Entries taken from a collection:
● ● ●

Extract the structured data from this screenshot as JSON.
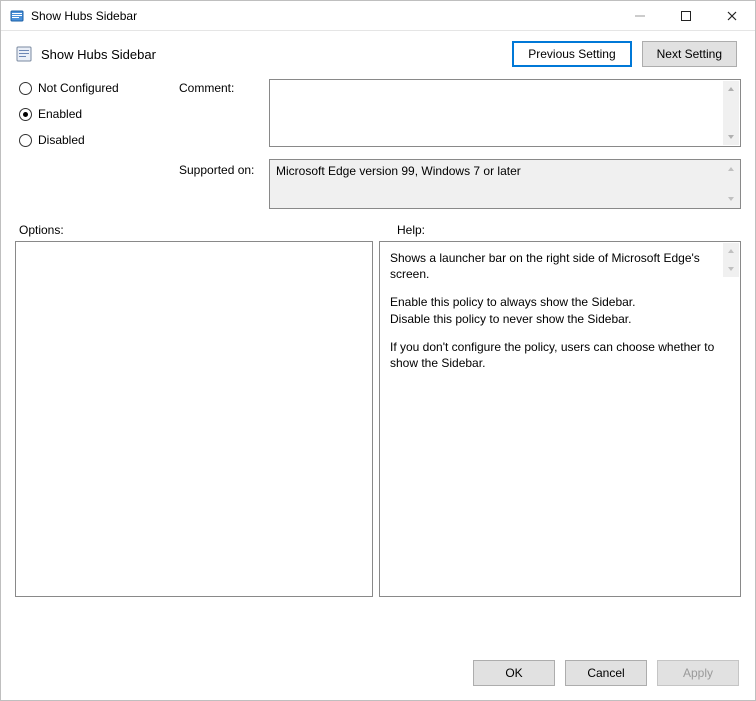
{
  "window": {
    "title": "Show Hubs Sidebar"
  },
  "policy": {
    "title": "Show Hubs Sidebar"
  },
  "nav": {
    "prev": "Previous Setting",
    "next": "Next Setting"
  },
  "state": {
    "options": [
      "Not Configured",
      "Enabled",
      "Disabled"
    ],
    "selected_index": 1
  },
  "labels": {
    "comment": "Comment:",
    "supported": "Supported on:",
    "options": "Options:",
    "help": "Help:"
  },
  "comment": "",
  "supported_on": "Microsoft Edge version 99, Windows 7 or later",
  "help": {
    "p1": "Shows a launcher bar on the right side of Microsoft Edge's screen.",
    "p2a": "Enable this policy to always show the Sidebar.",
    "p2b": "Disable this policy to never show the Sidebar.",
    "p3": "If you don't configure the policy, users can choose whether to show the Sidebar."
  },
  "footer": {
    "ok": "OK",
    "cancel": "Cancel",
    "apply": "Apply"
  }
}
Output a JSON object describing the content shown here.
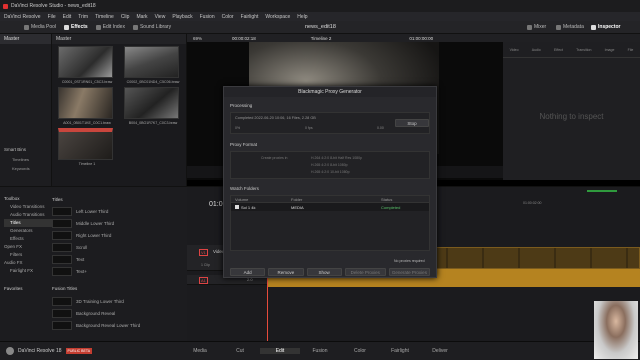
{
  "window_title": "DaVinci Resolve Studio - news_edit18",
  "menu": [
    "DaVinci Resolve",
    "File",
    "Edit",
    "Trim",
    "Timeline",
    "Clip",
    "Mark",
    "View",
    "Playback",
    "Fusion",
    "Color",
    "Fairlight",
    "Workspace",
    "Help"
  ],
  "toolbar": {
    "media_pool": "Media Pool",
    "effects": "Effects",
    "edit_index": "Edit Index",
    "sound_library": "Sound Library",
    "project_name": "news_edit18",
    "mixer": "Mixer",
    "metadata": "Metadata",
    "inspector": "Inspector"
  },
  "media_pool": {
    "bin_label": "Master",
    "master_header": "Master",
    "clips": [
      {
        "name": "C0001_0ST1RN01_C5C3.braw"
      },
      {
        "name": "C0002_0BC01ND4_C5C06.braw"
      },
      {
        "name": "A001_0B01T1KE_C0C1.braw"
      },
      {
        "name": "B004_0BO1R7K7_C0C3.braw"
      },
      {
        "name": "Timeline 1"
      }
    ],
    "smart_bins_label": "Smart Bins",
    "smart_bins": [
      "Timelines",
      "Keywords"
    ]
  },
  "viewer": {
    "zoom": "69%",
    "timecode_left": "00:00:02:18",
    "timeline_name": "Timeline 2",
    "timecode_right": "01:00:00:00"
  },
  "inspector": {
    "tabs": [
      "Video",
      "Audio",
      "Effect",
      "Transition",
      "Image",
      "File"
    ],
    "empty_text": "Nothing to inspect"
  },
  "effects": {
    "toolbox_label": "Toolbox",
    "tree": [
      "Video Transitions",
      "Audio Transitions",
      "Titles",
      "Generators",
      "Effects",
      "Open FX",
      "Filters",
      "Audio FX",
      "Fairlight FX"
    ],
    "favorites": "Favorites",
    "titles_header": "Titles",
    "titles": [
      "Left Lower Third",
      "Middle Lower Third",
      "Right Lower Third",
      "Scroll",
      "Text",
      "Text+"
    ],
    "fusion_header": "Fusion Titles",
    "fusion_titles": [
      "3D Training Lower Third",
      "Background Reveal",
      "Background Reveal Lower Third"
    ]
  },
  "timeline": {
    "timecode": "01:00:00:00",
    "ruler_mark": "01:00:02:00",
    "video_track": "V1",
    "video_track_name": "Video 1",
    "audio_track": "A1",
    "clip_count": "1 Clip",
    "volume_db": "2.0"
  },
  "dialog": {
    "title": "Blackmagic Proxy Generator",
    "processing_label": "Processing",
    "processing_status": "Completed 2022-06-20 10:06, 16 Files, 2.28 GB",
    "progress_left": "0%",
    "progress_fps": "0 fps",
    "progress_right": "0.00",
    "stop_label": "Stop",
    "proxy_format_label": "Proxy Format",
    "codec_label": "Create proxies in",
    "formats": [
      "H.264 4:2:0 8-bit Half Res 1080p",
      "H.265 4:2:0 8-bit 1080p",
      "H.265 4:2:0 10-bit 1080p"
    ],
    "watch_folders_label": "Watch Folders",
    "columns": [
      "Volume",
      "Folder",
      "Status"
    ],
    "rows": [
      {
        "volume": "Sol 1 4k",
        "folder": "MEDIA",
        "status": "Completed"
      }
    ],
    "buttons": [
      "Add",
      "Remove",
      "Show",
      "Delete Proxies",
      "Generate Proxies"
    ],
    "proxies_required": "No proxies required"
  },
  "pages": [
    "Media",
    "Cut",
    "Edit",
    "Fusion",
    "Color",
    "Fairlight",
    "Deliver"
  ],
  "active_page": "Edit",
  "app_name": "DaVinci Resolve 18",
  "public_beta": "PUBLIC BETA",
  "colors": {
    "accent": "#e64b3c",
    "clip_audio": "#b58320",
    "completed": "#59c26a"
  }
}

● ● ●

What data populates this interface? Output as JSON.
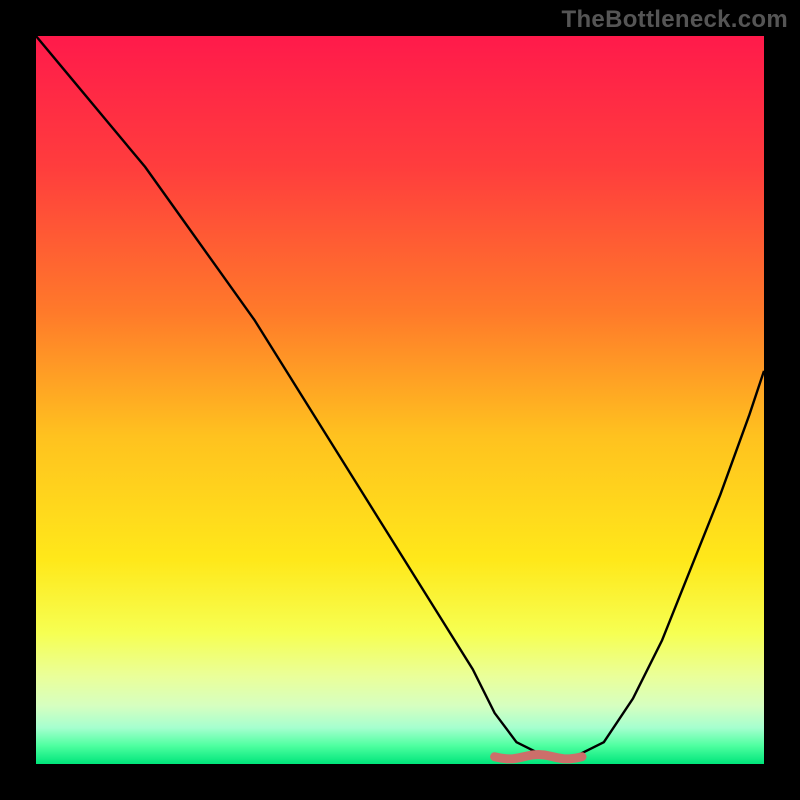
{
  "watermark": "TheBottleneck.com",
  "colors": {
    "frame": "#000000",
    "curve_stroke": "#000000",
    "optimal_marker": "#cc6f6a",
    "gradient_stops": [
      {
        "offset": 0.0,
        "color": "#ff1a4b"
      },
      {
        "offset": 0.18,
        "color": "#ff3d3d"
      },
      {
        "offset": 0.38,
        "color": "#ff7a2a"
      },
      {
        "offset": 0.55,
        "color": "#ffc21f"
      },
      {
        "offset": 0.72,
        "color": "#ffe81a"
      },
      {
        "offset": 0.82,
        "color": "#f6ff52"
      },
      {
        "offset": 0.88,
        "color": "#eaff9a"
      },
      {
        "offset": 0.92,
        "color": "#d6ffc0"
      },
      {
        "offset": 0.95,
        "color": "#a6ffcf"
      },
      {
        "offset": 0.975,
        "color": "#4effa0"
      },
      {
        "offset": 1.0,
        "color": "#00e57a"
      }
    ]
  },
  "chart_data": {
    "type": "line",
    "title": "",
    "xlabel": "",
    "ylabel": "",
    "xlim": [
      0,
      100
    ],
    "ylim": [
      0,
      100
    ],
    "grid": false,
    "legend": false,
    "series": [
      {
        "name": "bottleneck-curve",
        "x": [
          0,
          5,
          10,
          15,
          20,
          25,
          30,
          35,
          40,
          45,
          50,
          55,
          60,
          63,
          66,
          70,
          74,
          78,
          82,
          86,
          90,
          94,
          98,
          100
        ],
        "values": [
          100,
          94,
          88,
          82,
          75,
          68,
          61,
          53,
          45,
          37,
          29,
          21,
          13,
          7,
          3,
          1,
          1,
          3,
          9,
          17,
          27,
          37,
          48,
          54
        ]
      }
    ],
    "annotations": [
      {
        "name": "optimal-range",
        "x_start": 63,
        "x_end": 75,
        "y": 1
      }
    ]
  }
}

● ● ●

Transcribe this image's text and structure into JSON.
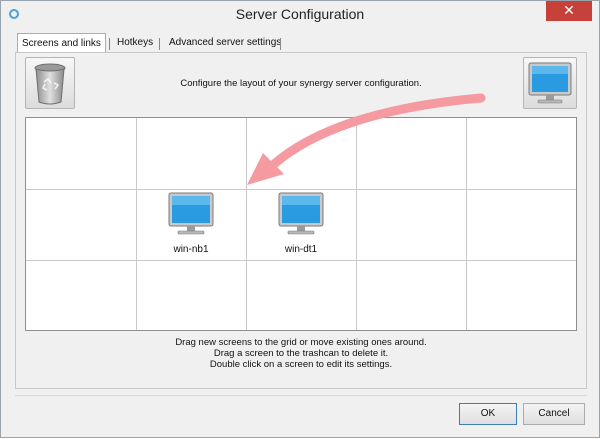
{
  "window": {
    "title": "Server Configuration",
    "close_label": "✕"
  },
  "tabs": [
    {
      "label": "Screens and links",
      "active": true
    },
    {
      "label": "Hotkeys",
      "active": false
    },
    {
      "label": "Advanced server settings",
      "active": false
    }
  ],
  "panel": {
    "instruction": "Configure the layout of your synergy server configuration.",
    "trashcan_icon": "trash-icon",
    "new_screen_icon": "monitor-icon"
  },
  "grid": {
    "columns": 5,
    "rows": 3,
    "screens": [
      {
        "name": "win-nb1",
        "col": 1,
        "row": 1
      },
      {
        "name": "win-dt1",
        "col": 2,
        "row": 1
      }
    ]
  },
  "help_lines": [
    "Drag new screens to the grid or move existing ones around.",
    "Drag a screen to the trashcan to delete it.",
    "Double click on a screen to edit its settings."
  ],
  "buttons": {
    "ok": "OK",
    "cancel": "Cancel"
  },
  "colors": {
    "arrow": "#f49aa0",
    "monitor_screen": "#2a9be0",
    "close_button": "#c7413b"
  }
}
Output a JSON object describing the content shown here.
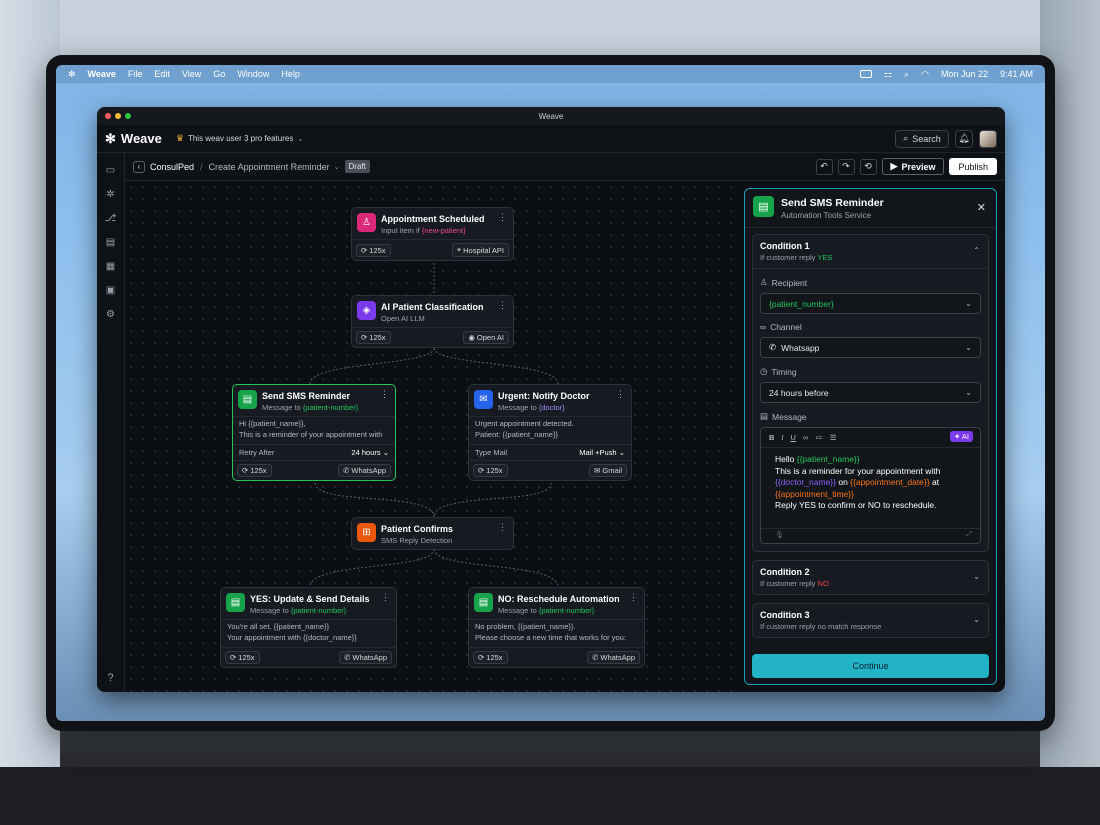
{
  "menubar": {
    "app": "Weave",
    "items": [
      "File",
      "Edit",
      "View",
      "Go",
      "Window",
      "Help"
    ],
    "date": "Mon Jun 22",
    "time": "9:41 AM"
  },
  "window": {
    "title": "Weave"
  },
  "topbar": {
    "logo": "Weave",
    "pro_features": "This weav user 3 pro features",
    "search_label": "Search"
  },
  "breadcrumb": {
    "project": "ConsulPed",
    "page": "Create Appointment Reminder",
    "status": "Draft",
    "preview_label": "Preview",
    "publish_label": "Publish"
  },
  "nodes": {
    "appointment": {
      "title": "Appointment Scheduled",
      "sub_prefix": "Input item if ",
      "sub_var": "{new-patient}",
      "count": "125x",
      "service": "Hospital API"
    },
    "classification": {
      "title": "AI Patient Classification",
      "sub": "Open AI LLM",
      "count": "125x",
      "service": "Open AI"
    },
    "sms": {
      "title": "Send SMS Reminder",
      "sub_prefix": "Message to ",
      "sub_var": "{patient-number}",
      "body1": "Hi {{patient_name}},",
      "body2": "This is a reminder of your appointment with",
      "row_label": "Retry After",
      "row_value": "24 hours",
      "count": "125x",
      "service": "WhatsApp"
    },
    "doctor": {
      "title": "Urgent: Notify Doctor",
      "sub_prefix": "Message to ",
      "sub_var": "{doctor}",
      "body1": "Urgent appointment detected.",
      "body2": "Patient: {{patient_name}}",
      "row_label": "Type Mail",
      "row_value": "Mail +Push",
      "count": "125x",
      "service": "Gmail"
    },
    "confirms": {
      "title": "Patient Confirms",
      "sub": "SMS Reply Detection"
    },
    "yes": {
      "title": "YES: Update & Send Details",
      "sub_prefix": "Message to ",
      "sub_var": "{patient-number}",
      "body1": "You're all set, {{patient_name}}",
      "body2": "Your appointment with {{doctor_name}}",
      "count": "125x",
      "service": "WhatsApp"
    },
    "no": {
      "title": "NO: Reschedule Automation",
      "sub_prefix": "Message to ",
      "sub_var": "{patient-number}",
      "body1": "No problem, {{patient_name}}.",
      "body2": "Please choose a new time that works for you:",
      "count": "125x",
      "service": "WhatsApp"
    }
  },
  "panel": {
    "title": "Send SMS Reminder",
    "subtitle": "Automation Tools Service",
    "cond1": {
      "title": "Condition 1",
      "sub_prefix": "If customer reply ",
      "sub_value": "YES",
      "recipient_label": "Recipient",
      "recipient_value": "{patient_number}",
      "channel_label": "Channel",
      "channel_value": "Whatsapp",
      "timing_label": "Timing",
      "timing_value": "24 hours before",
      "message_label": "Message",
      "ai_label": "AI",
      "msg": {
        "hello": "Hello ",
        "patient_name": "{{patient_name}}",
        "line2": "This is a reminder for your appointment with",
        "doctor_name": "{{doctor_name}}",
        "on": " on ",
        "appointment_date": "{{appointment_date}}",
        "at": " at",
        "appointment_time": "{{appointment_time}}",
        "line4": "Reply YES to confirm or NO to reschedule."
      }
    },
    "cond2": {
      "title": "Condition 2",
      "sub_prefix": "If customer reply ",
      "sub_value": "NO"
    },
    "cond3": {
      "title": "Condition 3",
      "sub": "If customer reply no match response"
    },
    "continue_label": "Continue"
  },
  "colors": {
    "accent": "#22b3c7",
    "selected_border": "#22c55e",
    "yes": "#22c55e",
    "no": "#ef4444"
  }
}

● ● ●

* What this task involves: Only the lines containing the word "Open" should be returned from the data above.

* Problem solution:
      "Open FX",
      "sub": "Open AI LLM",
      "service": "Open AI"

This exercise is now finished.